#MeToo whistleblowing is upending century-old legal precedent demanding loyalty to the boss

Source: Elizabeth C. Tippett, The Conversation, March 5, 2019

…. While researching a book on the duty of loyalty, I realized that the #MeToo movement isn’t merely a rift in the ordinary order of workplace relationships in the United States. It is part a larger legal and cultural shift that has been in the works for decades.

The duty of loyalty is the idea that you “cannot bite the hand that feeds you and insist on staying for future banquets,” as an American labor arbitrator wrote in 1972.

It’s a bedrock principle that courts apply to employment disputes, even if you didn’t sign a contract promising to keep an employer’s secrets.
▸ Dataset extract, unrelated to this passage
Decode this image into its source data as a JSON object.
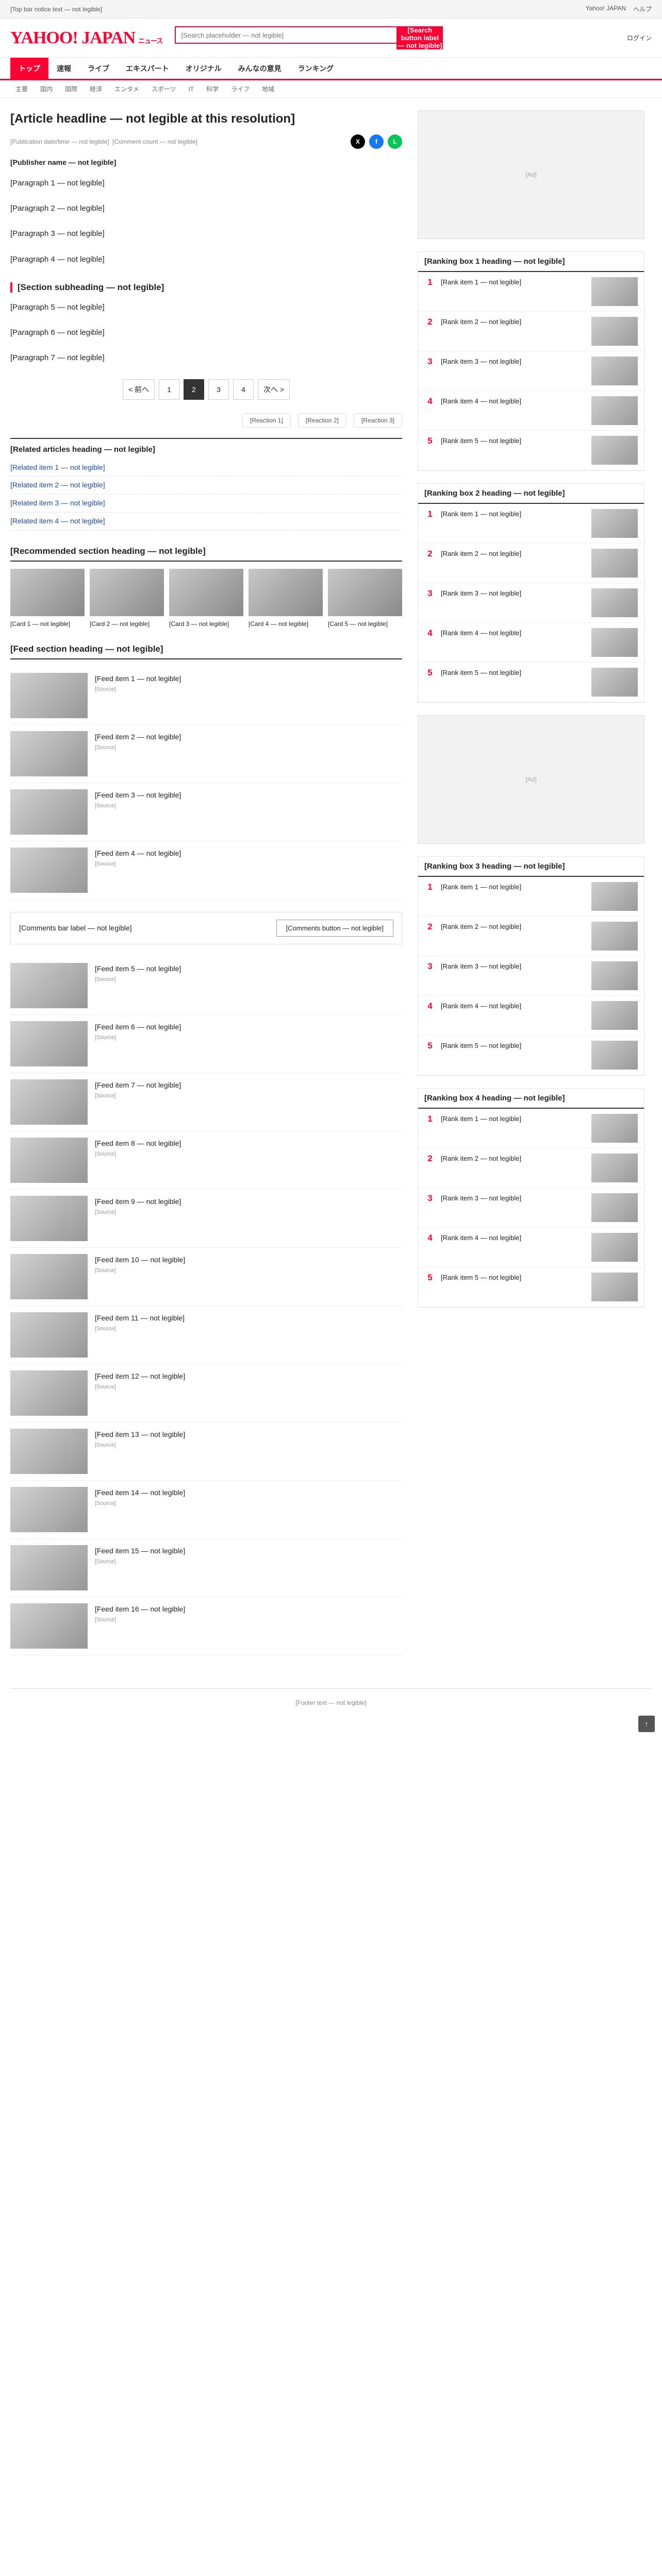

The duty of loyalty is why employers can demand that you sign a confidentiality agreement at the start of employment. It’s why workers can’t download their employer’s trade secrets on a thumb drive and use it in their new job. And why companies are able to persuade judges to enforce noncompete agreements. ….